My first efforts were done with rubbery T-shirt transfers from the local copy shop. My world changed when the inkjet printer was invented and I, along with everyone else, had access to color printing at home. Eager to tell the stories of the women whose faces stared back at me (some so very sad), I began creating quilts and Fragments to honor these women. And thus began my interest and drive to find the best way to get my photos onto fabric. The photos here are from a series I did while in school. They are based on a Victorian era poem, Angel in the House, by Coventry Patmore, but I discovered the poem through a CD and a song of the same name written and performed by Jonatha Brook. I used photos from my antique cabinet card collection, old aprons and laces, to portray a woman escaping from repression.

But back to photos on fabric. I’ve tried all methods – Bubble Jet set, various paper-backed inkjet-ready fabrics, direct printing with archival inks, transfers using everything from acetone to matte medium. They’re all good to varying degrees. Each has a unique look and many times I will prefer one over the other when it comes to the overall look I am working towards.

But while they all may have some good features, none of them has all the features I am looking for. Color brightness, image sharpness, washability, durability and fade resistance. And then one day, I found it; or rather it (and the manufacturer) found me – an iron-on transfer paper that gave me all the results I was looking for, and then some. As with everything I “discover”, I wanted to share it with my fellow quilters and artists. I named it Transfer Artist Paper and then one of my early testers gave it the nickname TAP.

I’ve only been using it for a few months and selling it since October 2008. I love what I’m doing, but the business side eats into my art time. The packing/shipping became so time consuming that I had to hire help (my daughter). There’s still a lot of time involved in the promoting and business side but with any new endeavor, the start up and learning the ropes is the most time-consuming part of starting a business (I hope).

I’m excited to see what effect the addition of TAP has on my art.
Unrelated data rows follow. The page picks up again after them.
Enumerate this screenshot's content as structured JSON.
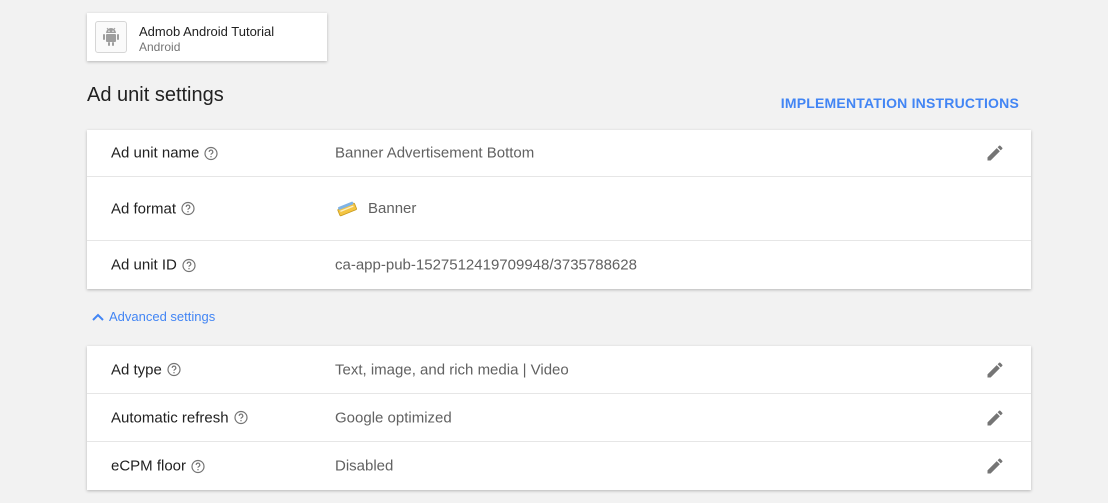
{
  "app": {
    "name": "Admob Android Tutorial",
    "platform": "Android",
    "icon": "android-icon"
  },
  "page": {
    "title": "Ad unit settings",
    "impl_link": "IMPLEMENTATION INSTRUCTIONS"
  },
  "main_rows": [
    {
      "label": "Ad unit name",
      "value": "Banner Advertisement Bottom",
      "editable": true
    },
    {
      "label": "Ad format",
      "value": "Banner",
      "icon": "banner-format-icon",
      "editable": false
    },
    {
      "label": "Ad unit ID",
      "value": "ca-app-pub-1527512419709948/3735788628",
      "editable": false
    }
  ],
  "advanced": {
    "toggle_label": "Advanced settings",
    "expanded": true,
    "rows": [
      {
        "label": "Ad type",
        "value": "Text, image, and rich media | Video",
        "editable": true
      },
      {
        "label": "Automatic refresh",
        "value": "Google optimized",
        "editable": true
      },
      {
        "label": "eCPM floor",
        "value": "Disabled",
        "editable": true
      }
    ]
  },
  "colors": {
    "accent": "#4285f4",
    "background": "#f2f2f2",
    "icon_gray": "#757575"
  }
}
But more importantly, I am eager to see what it can do in the hands of others. From memory to art quilts and all that’s in between, I hope to get everyone TAPping.
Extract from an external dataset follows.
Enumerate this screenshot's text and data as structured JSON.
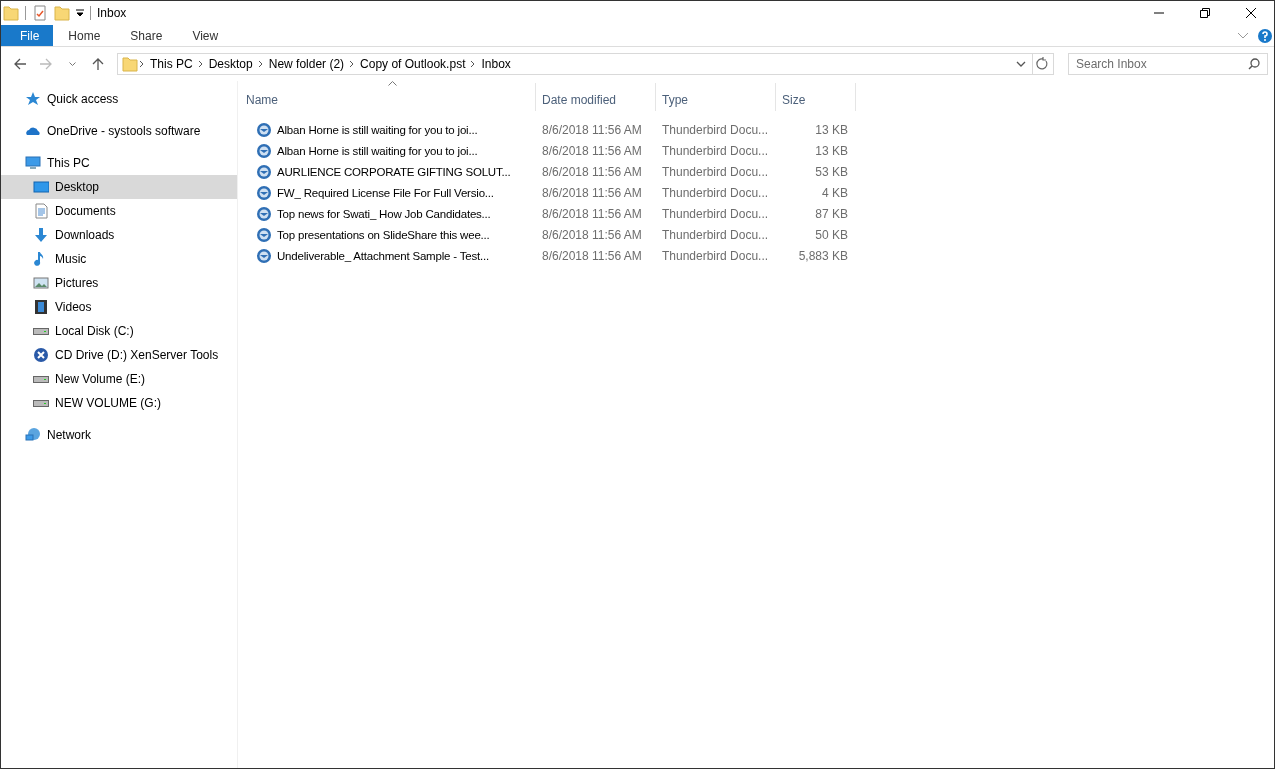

Visit Lesley's blog for more tips and insights. Or check out her book, Fabulous Fabric Art with Lutradur, published by C&T, and her Quilting Arts video Transfers Tried and True that highlights three kinds of transfers. The video has been reviewed on this blog.
NOTE: Visit Judy Perez's blog to see what she's doing with TAP and what she discovered using organza and TAP.

3 comments:

Fulvia Luciano, artist said...

Nicely done, Lesley!

Pam said...

Great blog entry. Interesting to read your story. I've purchased many of your books and your Quilted Memories got me started in art quilting. Thanks for the inspiration.

Lesley Riley said...

Thank you Pam. I'm glad I have had a part in your journey.

Nice to hear from you Fulvia. Thanks for visiting the blog and leaving a comment.